The well test is one of the primary diagnostic and predictive tools used in the analysis of oil and gas wells. In these tests, a pressure recording device is placed in the well and the pressure response is recorded over time under controlled flow conditions. The interpreted results are indicators of the well's ability to flow and the damage done to the formation surrounding the wellbore during drilling and completion. The results are used for many purposes, including reservoir modeling (simulation) and economic forecasting. The first step in the analysis is the identification of the Well-Test Interpretation (WTI) model, which determines the appropriate solution method. Mis-identification of the WTI model occurs due to noise and non-ideal reservoir conditions. Previous studies have shown that a feed-forward neural network using the backpropagation algorithm can be used to identify the WTI model. One of the drawbacks to this approach is, however, training time, which can run into days of CPU time on personal computers. In this paper a similar neural network is applied using both a personal computer and a neurocomputer. Input data processing, network design, and performance are discussed and compared. The results show that the neurocomputer greatly eases the burden of training and allows the network to outperform a similar network running on a personal computer.
© (1996) COPYRIGHT Society of Photo-Optical Instrumentation Engineers (SPIE). Downloading of the abstract is permitted for personal use only.
Edward A. May Jr. and Cihan H. Dagli "Parallel approach to identifying the well-test interpretation model using a neurocomputer", Proc. SPIE 2760, Applications and Science of Artificial Neural Networks II, (22 March 1996); https://doi.org/10.1117/12.235968
PROCEEDINGS
11 PAGES

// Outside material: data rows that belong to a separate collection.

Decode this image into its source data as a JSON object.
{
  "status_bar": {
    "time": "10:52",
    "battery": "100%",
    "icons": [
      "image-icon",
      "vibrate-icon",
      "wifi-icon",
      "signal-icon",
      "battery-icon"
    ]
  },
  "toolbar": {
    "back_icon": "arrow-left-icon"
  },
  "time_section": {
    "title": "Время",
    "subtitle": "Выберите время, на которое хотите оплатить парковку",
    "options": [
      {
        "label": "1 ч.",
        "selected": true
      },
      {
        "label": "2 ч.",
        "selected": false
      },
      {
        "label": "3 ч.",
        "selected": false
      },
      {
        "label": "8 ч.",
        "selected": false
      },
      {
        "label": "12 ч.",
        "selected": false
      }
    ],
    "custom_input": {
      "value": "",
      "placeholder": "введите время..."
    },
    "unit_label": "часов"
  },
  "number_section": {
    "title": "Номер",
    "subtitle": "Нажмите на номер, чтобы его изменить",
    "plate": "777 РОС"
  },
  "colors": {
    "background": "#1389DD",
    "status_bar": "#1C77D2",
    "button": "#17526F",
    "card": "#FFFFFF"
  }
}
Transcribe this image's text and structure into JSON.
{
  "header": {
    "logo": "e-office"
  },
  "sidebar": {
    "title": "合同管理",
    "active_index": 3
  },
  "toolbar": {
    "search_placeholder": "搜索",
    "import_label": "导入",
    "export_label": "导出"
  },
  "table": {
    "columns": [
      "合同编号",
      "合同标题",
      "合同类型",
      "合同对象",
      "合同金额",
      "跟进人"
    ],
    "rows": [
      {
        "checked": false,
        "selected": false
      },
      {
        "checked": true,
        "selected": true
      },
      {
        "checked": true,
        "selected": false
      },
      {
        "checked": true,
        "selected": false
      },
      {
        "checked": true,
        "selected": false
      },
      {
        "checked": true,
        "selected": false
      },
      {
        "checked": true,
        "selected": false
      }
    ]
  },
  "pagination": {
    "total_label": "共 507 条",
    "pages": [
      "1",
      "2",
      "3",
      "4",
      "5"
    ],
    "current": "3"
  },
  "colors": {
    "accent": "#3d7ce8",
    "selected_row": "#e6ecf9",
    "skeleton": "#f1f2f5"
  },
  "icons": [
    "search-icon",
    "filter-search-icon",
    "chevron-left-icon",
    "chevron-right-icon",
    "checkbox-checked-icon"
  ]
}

SHARE
Advertisement
Advertisement
RELATED CONTENT

Embedded digital oilfield model
Proceedings of SPIE (October 05 2017)
Inference on time series based on change points
Proceedings of SPIE (November 14 2007)
Using neural networks for acoustophonetic analysis of speech
Proceedings of SPIE (December 07 1994)
Surface classification using artificial neural networks
Proceedings of SPIE (January 20 1997)
ReverbaProp: simultaneous learning of credit and weight
Proceedings of SPIE (April 06 1995)

Back to Top